The Spring time sheepshead spawn is one of my favorite times of the year to fish. Sheepshead migrate to the waters of Pensacola Beach during the middle of March to spawn near structures like bridges and pilings until mid-April. They are so thick in some places, you can see hundreds of them swimming right beneath the surface of the water. Anglers wake up before dawn just to get a spot at their favorite piling to get a chance at catching a freezer full of the black and white convicts with human-looking teeth.
The best place to target sheepshead is by fishing next to a structure like a dock or bridge piling. Some of the best places to target them in Pensacola and Pensacola Beach include the Three Mile Bridge, Bob Sykes Bridge, Pensacola Pier, and the Fort Pickens Pier. You can catch them in shallower waters and in deep holes. It just depends on what water depth they are holding at. One of my favorite places to target sheepshead during the Spring spawn is at the Fort Pickens Pier, located at the very end of the island in Fort Pickens National Park. The pier pilings are covered in barnacles and oyster shells, a favorite treat for sheepshead.
What Rigs do I Need?
When the sheepshead bite is on, they will eat anything you throw their way. Some of their favorite foods include fiddler crabs, live shrimp, sand fleas and oysters, but you can catch them on fresh dead shrimp too. My bait strategy typically consists of getting 3-4 dozen live fiddler crabs and shrimp. I like to have a variety of baits. Typically if one isn’t working, the other will make the bite turn on if they are being finicky.
One of the best parts about pompano fishing is the bait you can use to target them. Pompano mainly feed on crustaceans so you have a wide variety of bait to pick from. Live shrimp will do the trick, but sometimes that’s not what they are feeding on. A little variety on the menu goes a long way, so switch up your baits until you figure out what they are chewing on.
Another great bait to try is sand fleas. Sand fleas can be caught with your hands in the surf where the water meets the sand. You can also catch them using a sand flea rake (link), or buy some at your local bait shop. Sand fleas are at the top of the pompano’s menu.

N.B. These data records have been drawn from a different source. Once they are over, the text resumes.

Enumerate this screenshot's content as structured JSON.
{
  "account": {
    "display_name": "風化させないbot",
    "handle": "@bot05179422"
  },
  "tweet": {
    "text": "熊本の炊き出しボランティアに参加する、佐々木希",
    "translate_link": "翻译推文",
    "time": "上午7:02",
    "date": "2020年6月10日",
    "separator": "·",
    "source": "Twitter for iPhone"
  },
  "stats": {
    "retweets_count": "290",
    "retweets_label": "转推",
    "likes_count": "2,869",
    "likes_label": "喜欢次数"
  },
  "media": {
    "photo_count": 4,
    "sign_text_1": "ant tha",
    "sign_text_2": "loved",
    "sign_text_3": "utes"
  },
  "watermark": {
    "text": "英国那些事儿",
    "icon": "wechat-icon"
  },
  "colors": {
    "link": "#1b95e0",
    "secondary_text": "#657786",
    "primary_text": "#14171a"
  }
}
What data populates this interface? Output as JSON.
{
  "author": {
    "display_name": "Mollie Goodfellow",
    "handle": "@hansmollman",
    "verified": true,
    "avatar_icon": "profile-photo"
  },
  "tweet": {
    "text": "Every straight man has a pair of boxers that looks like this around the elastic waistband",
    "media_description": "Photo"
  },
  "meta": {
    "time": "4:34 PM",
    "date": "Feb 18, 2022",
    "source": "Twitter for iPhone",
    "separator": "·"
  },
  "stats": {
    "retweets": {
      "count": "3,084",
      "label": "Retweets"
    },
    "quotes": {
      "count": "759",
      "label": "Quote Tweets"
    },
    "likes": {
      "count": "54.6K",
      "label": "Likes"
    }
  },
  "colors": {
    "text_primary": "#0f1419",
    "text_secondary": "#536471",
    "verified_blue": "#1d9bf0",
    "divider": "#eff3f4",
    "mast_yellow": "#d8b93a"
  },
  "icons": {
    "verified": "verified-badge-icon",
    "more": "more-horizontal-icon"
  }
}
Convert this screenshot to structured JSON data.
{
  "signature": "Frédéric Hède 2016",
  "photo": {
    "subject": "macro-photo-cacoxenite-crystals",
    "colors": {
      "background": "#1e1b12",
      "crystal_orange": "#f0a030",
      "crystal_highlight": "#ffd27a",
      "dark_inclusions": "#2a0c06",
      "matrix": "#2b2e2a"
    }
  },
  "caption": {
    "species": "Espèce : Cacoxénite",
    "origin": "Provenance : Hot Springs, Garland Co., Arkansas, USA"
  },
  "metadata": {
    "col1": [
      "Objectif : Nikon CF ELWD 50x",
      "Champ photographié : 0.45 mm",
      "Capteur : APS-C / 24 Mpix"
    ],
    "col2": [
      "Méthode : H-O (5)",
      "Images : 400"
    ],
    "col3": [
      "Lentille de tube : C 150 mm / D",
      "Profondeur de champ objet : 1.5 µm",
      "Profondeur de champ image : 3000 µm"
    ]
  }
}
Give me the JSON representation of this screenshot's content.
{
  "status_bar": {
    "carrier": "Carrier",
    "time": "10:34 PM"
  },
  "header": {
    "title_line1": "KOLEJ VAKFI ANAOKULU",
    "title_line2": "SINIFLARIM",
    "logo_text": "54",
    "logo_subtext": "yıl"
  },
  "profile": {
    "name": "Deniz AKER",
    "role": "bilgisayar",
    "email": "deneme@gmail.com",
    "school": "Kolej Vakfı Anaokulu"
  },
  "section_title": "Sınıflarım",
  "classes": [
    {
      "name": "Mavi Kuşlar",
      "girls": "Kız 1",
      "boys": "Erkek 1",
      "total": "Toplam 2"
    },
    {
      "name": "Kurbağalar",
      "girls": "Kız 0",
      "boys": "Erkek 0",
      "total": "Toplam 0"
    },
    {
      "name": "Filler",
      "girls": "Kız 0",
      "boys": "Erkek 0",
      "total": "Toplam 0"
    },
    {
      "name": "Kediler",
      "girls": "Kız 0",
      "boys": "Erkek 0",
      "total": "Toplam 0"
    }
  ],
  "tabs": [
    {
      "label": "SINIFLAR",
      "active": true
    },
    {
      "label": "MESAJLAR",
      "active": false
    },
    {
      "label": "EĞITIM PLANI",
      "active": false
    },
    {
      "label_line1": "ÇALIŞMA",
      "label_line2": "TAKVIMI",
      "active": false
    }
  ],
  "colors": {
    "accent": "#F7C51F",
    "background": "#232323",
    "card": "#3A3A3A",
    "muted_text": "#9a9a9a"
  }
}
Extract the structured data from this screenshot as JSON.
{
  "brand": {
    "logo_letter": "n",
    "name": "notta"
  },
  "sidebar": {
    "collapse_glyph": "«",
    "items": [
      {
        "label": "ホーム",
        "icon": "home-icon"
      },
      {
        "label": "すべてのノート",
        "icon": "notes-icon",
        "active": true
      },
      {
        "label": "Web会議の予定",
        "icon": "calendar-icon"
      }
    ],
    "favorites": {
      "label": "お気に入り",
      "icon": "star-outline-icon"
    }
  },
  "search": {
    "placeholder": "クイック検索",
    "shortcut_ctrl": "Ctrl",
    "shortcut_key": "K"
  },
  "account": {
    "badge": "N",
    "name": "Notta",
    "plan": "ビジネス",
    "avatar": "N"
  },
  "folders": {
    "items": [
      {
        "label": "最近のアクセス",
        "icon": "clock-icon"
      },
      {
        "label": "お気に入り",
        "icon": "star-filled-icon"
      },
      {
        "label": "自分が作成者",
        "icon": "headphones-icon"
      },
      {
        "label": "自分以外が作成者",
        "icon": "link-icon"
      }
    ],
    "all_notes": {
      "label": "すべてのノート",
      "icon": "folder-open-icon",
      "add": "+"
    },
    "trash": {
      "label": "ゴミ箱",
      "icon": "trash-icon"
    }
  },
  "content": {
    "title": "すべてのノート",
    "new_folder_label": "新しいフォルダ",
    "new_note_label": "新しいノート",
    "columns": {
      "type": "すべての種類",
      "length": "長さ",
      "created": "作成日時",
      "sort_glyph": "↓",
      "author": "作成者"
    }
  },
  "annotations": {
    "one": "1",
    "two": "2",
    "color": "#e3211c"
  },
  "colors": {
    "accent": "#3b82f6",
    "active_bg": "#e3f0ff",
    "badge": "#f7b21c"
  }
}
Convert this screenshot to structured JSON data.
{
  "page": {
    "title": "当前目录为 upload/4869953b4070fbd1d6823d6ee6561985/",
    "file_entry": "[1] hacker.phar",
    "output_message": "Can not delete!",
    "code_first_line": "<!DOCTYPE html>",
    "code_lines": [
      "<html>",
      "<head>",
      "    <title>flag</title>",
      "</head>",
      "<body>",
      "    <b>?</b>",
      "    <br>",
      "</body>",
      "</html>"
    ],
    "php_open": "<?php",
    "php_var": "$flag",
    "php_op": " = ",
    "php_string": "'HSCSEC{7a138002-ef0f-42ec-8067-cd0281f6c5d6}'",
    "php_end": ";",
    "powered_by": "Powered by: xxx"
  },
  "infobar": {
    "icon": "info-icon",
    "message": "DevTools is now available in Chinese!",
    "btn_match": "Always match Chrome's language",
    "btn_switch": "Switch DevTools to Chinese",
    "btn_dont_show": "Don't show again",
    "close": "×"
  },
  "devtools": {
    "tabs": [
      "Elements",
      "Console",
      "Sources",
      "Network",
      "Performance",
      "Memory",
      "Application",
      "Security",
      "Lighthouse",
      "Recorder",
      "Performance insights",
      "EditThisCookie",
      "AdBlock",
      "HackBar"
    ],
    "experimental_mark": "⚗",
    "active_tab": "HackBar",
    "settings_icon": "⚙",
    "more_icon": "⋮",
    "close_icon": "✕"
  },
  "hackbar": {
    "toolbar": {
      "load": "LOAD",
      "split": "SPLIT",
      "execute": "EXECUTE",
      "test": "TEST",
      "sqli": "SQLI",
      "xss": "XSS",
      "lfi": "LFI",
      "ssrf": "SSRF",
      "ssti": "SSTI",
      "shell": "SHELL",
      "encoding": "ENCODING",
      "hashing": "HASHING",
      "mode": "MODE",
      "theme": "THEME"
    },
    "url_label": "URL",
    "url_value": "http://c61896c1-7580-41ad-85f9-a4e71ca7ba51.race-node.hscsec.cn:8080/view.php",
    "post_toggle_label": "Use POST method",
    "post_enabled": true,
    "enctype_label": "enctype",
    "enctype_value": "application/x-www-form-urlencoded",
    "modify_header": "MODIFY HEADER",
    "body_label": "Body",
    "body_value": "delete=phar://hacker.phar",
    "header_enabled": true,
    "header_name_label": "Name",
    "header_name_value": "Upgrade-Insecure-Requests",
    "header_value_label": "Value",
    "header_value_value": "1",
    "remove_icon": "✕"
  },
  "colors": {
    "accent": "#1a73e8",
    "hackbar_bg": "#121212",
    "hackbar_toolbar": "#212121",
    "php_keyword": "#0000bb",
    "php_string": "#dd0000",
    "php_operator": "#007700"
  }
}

But sometimes they can be finicky, so having a bag of FishGum or FishBites on hand(link) is also a good idea. These baits are mesh strips of crab, shrimp, and sand fleas all mixed into one and make for a great bait when nothing else is working. One great bait presentation is a small sand flea tipped with a small piece of fish gum on the same hook. The pompano can’t resist it!
You can also try your luck with a pompano jig. Pompano jigs come in many different sizes and colors, and will get the job done just as well if not better than a weighted rig on the bottom.
Fighting a sheepshead on a light-tackle rod is one the funnest ways to catch them. There is nothing like feeling the tap, tap, tap of the sheepshead chewing on your bait, setting the hook, and reeling up as your rod is doubled over. These fish fight very aggressively, oftentimes making several deep runs back to the bottom, and don’t tire out quickly. Some can get upwards of 10 pounds or more so it is important to always keep tension on your line and keep pressure on the fish until it reaches the surface of the water.
Clean and Cook
Sheepshead is some of the best tasting fish you can eat. There are many ways to prepare it. You can throw some Zattarans blackening seasoning on it with some salt, pepper, lemon, garlic, and butter, and cook it on the grill, or fry it up using your favorite fry seasoning. I personally like Zattarann’s New Orleans style fish fry. Add a little cocktail sauce or tartar sauce for dipping, and your favorite beer and enjoy! Don’t forget to take a kid fishing!
Bryant Calvo is the owner and operator of ReelPensacola.com, Pensacola Beach’s go-to for fishing rod and gear rental, offering hands-on tips and tricks for everything fishing.